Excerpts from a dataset
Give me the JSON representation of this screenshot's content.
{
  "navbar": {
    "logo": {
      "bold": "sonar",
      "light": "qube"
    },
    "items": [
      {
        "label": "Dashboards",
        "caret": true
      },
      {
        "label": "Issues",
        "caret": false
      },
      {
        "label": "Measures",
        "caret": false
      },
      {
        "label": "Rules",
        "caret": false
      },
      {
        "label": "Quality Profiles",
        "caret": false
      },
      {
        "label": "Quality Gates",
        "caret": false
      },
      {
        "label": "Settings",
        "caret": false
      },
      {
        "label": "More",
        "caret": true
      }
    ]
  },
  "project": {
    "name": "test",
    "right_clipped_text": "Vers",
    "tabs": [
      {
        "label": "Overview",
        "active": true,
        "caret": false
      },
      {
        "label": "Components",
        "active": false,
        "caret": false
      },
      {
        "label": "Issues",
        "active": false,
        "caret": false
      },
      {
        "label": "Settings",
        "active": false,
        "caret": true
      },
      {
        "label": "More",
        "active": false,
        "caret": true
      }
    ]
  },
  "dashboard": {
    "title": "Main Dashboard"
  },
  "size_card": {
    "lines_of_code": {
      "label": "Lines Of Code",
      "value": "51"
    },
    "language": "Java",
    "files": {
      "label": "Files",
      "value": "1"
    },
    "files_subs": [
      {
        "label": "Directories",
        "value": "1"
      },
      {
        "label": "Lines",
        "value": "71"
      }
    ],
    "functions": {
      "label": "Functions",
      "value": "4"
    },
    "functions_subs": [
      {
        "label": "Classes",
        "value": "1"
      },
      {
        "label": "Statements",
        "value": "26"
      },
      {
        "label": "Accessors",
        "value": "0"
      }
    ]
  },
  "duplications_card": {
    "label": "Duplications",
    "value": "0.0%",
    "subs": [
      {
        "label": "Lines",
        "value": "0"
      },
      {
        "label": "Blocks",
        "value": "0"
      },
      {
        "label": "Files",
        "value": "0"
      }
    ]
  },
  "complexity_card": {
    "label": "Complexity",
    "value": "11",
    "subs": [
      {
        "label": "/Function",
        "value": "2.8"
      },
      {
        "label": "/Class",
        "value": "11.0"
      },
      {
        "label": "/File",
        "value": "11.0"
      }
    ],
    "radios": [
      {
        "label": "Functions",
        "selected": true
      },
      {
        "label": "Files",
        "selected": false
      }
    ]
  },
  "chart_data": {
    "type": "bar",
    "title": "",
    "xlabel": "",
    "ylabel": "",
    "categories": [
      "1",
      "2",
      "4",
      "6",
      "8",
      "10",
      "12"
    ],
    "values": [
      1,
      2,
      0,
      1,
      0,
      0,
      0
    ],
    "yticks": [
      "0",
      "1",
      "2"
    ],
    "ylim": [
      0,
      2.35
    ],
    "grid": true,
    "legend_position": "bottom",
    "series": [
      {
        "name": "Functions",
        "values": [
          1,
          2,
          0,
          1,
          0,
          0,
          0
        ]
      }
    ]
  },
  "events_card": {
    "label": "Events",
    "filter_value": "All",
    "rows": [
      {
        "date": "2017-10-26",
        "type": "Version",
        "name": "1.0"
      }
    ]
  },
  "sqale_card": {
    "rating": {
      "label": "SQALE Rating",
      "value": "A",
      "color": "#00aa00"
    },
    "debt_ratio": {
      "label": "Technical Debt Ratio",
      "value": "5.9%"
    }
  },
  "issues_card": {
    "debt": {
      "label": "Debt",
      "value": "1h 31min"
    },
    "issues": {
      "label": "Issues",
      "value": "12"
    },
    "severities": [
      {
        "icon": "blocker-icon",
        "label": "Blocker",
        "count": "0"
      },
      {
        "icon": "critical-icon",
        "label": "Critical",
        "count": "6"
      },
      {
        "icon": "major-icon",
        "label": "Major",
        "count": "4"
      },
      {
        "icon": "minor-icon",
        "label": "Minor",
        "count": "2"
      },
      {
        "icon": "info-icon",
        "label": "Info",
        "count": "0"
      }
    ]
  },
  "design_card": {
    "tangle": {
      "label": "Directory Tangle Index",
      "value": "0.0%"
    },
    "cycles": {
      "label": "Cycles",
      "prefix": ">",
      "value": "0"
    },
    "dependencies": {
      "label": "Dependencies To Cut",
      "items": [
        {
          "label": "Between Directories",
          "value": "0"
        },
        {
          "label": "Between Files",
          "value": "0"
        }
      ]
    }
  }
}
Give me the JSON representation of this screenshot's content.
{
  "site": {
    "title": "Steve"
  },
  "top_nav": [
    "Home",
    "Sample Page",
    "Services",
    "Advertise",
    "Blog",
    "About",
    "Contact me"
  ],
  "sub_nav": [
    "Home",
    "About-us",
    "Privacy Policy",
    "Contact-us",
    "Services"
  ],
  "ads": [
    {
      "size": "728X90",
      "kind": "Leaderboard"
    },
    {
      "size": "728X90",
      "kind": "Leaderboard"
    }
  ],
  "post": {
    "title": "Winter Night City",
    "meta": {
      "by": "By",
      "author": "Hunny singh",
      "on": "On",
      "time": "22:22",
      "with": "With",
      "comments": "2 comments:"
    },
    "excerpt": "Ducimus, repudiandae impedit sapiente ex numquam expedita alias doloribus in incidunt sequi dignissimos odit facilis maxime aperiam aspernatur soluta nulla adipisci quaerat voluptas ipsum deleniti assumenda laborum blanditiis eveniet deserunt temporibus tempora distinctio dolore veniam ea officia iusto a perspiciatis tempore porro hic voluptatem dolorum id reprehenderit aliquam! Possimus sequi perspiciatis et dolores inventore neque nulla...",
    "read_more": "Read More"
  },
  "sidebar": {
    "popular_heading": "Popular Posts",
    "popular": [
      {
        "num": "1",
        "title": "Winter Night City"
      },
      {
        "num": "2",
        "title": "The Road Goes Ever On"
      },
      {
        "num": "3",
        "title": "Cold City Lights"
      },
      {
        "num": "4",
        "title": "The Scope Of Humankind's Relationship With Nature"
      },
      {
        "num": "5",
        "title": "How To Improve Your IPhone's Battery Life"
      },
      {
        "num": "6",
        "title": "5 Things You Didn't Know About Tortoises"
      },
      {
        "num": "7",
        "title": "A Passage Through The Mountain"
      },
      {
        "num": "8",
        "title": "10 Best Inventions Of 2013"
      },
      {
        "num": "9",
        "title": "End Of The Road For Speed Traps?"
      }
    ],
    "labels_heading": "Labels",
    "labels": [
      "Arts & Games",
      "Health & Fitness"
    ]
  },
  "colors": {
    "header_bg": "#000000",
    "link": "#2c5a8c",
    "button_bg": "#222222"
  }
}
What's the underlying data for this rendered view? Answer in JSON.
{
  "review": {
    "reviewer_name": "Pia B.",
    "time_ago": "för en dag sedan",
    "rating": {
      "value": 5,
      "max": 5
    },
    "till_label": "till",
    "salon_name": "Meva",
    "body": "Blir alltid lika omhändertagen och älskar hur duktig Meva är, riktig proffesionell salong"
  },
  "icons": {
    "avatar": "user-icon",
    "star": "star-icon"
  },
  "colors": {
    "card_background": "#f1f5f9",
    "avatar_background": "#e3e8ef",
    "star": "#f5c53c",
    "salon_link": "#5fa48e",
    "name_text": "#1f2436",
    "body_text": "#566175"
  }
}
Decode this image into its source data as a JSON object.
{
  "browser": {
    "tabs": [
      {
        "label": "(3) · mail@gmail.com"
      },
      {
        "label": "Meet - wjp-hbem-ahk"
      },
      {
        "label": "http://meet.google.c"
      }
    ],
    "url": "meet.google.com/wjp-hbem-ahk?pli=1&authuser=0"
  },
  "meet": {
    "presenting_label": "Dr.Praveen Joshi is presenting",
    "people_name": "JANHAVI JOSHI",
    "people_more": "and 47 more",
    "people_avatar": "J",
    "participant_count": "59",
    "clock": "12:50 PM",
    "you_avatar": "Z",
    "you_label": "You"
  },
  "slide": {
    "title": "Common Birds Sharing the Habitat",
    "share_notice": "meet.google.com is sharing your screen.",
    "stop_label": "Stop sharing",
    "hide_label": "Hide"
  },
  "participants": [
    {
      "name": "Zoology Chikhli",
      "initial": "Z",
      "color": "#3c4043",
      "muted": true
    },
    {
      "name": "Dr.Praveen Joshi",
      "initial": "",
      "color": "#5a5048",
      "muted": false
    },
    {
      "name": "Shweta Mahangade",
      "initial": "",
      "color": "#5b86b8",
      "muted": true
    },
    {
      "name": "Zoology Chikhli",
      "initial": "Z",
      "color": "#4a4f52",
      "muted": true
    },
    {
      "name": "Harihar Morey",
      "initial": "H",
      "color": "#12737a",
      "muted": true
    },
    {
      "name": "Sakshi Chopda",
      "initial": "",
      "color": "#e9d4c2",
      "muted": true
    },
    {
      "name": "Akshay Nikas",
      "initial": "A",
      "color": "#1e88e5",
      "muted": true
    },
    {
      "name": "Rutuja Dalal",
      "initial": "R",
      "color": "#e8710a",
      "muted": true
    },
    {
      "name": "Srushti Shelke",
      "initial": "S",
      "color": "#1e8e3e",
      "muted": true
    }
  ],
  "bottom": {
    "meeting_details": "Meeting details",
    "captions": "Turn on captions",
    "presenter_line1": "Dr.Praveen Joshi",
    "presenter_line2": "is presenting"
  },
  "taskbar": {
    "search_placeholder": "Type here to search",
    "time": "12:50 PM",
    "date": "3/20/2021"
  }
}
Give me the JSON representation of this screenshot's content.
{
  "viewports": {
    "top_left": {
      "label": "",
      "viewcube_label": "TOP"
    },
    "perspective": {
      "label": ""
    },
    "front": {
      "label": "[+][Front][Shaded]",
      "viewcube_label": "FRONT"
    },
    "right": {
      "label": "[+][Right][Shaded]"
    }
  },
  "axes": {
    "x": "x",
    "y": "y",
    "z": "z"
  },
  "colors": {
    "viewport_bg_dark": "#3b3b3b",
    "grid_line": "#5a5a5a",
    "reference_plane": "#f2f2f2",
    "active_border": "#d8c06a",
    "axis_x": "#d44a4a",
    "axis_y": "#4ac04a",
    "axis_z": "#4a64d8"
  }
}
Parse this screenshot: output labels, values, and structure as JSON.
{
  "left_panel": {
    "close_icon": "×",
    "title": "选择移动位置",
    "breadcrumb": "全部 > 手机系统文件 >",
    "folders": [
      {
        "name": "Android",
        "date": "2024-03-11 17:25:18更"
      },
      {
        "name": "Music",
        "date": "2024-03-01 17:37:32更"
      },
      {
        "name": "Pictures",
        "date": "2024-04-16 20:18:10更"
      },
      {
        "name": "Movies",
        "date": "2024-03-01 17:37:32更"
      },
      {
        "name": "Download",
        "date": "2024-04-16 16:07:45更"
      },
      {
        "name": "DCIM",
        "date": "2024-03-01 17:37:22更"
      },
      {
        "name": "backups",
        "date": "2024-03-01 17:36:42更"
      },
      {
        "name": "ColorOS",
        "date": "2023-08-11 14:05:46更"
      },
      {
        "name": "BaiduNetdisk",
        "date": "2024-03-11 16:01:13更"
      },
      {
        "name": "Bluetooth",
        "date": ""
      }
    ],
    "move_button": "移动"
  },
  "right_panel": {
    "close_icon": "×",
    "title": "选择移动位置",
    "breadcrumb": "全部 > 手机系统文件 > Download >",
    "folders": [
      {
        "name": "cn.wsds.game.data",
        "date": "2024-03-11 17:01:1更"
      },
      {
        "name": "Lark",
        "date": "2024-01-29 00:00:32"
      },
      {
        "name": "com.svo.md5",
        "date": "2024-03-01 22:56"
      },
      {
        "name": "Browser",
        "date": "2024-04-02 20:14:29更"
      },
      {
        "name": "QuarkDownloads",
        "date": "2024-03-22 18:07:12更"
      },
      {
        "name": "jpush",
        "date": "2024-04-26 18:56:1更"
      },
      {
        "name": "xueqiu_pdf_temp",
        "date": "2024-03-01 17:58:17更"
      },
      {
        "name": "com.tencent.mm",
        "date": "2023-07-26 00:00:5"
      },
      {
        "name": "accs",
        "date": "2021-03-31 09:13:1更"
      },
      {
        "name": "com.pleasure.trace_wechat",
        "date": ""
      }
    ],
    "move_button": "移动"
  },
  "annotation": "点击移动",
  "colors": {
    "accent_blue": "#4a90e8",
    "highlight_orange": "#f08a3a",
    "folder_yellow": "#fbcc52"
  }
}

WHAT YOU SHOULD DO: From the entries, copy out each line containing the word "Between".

RESPONSE TO THE TASK:
          "label": "Between Directories",
          "label": "Between Files",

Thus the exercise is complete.